When I was in India my understanding of spirituality was limited to reading the Autobiography of a Yogi or trying to unravel Ramana Maharshi’s teachings and not succeeding, or spending time listening to stories of Gods and Nayanmars.
Then I moved to the US in 2003 and for someone who had lived 38 years of her life in India, the US was something of a jolt. I was ripped off all physical support systems that I was used to in India. I had new relationships to forge, needed new qualifications to live life such as a driver’s licence (couldn’t have a driver as in India), needed a visa to be able to work. To top that there were worries about who will take care of my one year old while I pursued my career. It was an environment of flux which gave birth to new questions and self-doubts. And all this I had to wade through myself without the kind and encouraging words of my parents over the telephone lines as I was so used to in India. It was definitely a period of turmoil and now looking back, a churn leading to new possibilities.
That period led to questions like; why me? why should life turn itself on its head? why should life be difficult at all, why does all this happen? And the search started to find answers to these questions. The door opened in the form of a program offered by the Isha Foundation with Sadguru himself.
The program somehow gave perspective to everything that was in disarray and all of it started to make sense in a vague way. It started with ‘acceptance’ first – of the fact I was now in the US and irrevocably so. I couldn’t go back to the comfort of my well-paying job in India, or the freedom to pursue my music, while cooking and other chores were left to the maids. I had to live in the present. And that’s when all the spiritual books I had read started making sense. I had to experience this to understand the meaning of spirituality.
Life took me back to India in 2009. India in contrast was crowded with action and people. There was constantly a bustle to answer the door bell, to answer the numerous service vendors at my doorstep (from the milkman to the gas delivery man) or to keep in step with the mad traffic and demands of a large city. I had realised by now that there was a lot more to be done apart from rituals and temple visits on this journey of life. So this time in India I chose to learn Samskritam (Sanskrit), a language that helped me penetrate more into the spiritual realm.
In a couple of years, again there was a push to leave the country, this time to Canada. I relied on my instincts and went with it, fully trusting that this was the way I was being shown. For the first three months I was all by myself figuring out how to settle down and get my son to join me. Being alone with hours and hours to reflect on while I watched my thoughts, started influencing my personality. I came to trust life more and more and started enjoying the lack of knowledge about tomorrows.

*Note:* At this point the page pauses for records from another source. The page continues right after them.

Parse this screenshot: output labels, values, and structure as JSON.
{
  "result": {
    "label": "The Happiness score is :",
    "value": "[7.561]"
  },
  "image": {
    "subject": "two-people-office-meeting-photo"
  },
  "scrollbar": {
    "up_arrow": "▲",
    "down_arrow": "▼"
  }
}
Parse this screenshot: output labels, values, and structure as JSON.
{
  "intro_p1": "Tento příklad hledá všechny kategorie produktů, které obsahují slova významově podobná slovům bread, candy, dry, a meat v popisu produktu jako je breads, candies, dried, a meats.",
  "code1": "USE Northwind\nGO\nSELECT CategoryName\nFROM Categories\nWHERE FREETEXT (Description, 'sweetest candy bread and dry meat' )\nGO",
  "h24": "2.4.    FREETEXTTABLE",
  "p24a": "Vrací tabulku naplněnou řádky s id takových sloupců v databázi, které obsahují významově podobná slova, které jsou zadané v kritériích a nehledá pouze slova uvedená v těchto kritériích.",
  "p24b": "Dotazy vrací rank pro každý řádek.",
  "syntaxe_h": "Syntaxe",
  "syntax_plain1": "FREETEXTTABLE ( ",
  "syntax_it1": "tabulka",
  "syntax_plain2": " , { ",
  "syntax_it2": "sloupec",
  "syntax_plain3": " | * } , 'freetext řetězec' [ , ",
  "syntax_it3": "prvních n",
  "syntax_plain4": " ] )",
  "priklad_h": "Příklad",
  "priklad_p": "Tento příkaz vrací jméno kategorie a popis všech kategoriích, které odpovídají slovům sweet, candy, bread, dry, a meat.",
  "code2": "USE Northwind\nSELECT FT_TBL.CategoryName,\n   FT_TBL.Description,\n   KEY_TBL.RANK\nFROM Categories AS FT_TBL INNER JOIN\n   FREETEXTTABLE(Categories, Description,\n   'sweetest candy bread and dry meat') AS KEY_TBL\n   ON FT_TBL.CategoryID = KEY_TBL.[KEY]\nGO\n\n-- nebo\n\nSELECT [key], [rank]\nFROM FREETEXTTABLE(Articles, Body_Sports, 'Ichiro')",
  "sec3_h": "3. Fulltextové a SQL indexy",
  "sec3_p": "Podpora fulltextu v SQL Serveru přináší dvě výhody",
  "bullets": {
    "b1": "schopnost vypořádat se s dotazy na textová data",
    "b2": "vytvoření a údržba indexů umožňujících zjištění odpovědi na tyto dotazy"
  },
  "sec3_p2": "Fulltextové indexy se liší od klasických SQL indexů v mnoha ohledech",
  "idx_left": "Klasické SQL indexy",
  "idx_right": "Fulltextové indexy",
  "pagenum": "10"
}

It was a bit of all; my understanding of spirituality, lonesomeness and the country itself, which gave me a window into a large and limitless meadow where I could “stop to smell the roses”. This allowed me to start a Samskrita Bharati chapter in Toronto where we have offered more than 25 shibirams to lovers of the language. Teaching Samskritam has opened doors to my roots and I understand better where it all started as I get a glimpse of the wisdom that our saints and sages bequeathed to us.
It has been a journey to look back with a satisfied smile – not at what went right but as to how it altered my wiring, so as not to assess what happened in terms of right and wrong. It gives me a courage that is indescribable. It used to amaze me that all this happened when I was away from India – where most people go for spiritual discoveries. But I guess it could happen to most people when they are away from the country they are used to, because that’s when you have to face yourself, away from the hustle and bustle. Now I say let the waves come, as I stand on the shore unafraid to be dunked by a wave whose shape and size lie hidden in the depths of the sea.